The Law of Protest (formerly known as civil disobedience)

Before the global pandemic shifted focus, what are viewed as “protests” under Canadian law but are the exercise of Indigenous jurisdiction and responsibilities were gaining momentum with multiple blockades and other acts of protest across the country in support of Indigenous rights and environmental protection. Community groups and environmental organizations called on followers to participate in acts of solidarity. UVic Law and other university students volunteered to provide training to those participating in the protests, and organized as legal observers of the tensions between those protesting the exercise of state authority, those in favour of the projects that were the subjects of the protests, and state authorities.

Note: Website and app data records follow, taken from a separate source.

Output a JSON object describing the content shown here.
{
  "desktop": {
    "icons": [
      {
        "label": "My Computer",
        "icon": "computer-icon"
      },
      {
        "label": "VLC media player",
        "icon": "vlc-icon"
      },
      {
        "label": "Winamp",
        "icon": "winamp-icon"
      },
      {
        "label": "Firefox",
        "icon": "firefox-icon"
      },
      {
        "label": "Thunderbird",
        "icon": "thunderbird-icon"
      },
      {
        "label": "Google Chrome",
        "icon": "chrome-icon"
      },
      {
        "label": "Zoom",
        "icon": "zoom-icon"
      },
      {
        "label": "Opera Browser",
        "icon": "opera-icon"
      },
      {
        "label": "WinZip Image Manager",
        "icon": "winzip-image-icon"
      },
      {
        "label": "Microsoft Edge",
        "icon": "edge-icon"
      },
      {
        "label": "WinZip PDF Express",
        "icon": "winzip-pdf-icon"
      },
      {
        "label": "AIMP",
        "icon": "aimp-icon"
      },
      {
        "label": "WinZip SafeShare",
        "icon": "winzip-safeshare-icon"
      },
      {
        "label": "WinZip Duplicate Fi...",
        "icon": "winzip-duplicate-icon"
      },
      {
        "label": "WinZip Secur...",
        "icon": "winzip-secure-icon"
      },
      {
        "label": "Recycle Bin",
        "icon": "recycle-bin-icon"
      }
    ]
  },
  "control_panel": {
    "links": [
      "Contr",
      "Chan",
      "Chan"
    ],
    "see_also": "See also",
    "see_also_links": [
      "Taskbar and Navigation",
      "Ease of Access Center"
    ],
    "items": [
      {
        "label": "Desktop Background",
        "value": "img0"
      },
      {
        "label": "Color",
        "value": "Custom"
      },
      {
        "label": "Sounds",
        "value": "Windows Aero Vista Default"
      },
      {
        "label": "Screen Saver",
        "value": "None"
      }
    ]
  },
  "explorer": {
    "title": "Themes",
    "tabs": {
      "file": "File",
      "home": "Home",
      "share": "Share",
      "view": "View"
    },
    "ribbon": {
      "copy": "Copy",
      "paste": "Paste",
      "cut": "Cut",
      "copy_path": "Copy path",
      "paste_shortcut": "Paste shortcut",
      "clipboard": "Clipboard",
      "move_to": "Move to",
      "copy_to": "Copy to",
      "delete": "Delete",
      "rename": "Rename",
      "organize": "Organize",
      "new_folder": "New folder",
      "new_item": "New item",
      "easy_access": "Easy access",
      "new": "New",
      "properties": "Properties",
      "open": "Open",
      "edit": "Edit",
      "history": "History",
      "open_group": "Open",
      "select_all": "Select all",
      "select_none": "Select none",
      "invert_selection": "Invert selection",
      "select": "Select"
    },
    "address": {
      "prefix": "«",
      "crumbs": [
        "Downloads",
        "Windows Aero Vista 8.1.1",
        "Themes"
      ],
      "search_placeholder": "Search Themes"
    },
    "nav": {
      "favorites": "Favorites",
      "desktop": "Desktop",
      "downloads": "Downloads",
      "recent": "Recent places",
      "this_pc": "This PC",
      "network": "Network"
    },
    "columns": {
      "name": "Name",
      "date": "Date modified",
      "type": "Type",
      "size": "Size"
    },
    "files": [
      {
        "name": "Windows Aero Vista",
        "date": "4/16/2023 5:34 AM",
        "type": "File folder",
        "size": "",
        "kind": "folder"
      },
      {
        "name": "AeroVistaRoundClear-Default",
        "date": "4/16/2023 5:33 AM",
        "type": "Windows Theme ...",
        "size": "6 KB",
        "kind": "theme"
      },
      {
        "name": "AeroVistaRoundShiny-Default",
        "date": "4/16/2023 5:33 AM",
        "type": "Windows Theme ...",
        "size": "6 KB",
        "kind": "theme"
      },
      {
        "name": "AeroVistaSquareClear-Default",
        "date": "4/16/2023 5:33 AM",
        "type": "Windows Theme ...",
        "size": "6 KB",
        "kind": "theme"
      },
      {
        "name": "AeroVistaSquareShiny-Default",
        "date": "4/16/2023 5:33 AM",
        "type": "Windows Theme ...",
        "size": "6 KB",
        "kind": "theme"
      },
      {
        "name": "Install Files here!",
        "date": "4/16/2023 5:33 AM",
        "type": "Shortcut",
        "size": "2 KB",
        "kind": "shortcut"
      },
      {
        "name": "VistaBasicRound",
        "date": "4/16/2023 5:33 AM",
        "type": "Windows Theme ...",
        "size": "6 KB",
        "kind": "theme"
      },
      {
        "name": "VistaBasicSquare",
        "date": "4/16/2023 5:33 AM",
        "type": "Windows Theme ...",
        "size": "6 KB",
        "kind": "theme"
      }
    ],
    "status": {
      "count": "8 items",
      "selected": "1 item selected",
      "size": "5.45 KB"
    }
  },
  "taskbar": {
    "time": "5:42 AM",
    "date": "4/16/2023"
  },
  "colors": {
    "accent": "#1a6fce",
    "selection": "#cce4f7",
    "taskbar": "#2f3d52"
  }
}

Given these circumstances, the ELC hosted a learning session on the law of protest as part of the ELC Associates Program. (The Associates Program brings together cohorts of lawyers for a two-year period for periodic gatherings and professional development activities. For more information on the program, click here.)

The following panel of guest speakers provided background materials and animated the two-hour discussion:

  • Leo McGrady, QC: lawyer and author of The Protesters Guide to the Law of Protest and Cedar as Sister: Indigenous Law and the Common Law of Protests – A Guide to the Law of Protest;
  • David Milward: UVic Law professor and author of Aboriginal Justice and the Charter and The Art of Science in the Canadian Justice System: A Reflection on my Experiences as an Expert Witness, The Gladue Handbook, and Children Need Families, Not Courtrooms;
  • Karen Campbell: formerly of Ecojustice, West Coast Environmental Law, Pembina Institute, and currently a lawyer at Ng Fong with a particular interest in the effect of the Declaration of the Rights of Indigenous Peoples Act on peoples defending traditional territories;
  • Lauren Regan: founder, director and senior staff attorney at the Civil Liberties Defense Center in Eugene, Oregon, who specializes in civil rights, activist criminal defense, and environmental, climate and animal rights law;
  • Kegan Pepper-Smith: staff lawyer at Ecojustice specializing in climate, marine and species-at-risk law; and
  • Kent Roach: law professor at University of Toronto, author of 14 books, member of the Order of Canada, Fellow of the Royal Society, and long-time editor-in-chief of the Criminal Law Quarterly who has received a number of awards for his pro bono work and contributions to civil liberties.

Considering the high level of interest in this topic, we opened up the webinar to the ELC community at large and recorded the session for posting on our website along with the background documents and other materials shared after the meeting.

There were many takeaways, but two key points discussed included the need for the common law to recognize that Indigenous legal orders are valid sources of law and on an equal footing with colonial law; and the need to replace the term “civil disobedience” with one that recognizes that one can disobey colonial law while acting in accordance with Indigenous law.   

A number of attendees contacted us after the meeting to comment on the calibre of the speakers, to say how much they learned in the session, and to express appreciation for hearing about various approaches to protesting state action and the conflict of laws at play.

Audio only version of The Law of Protest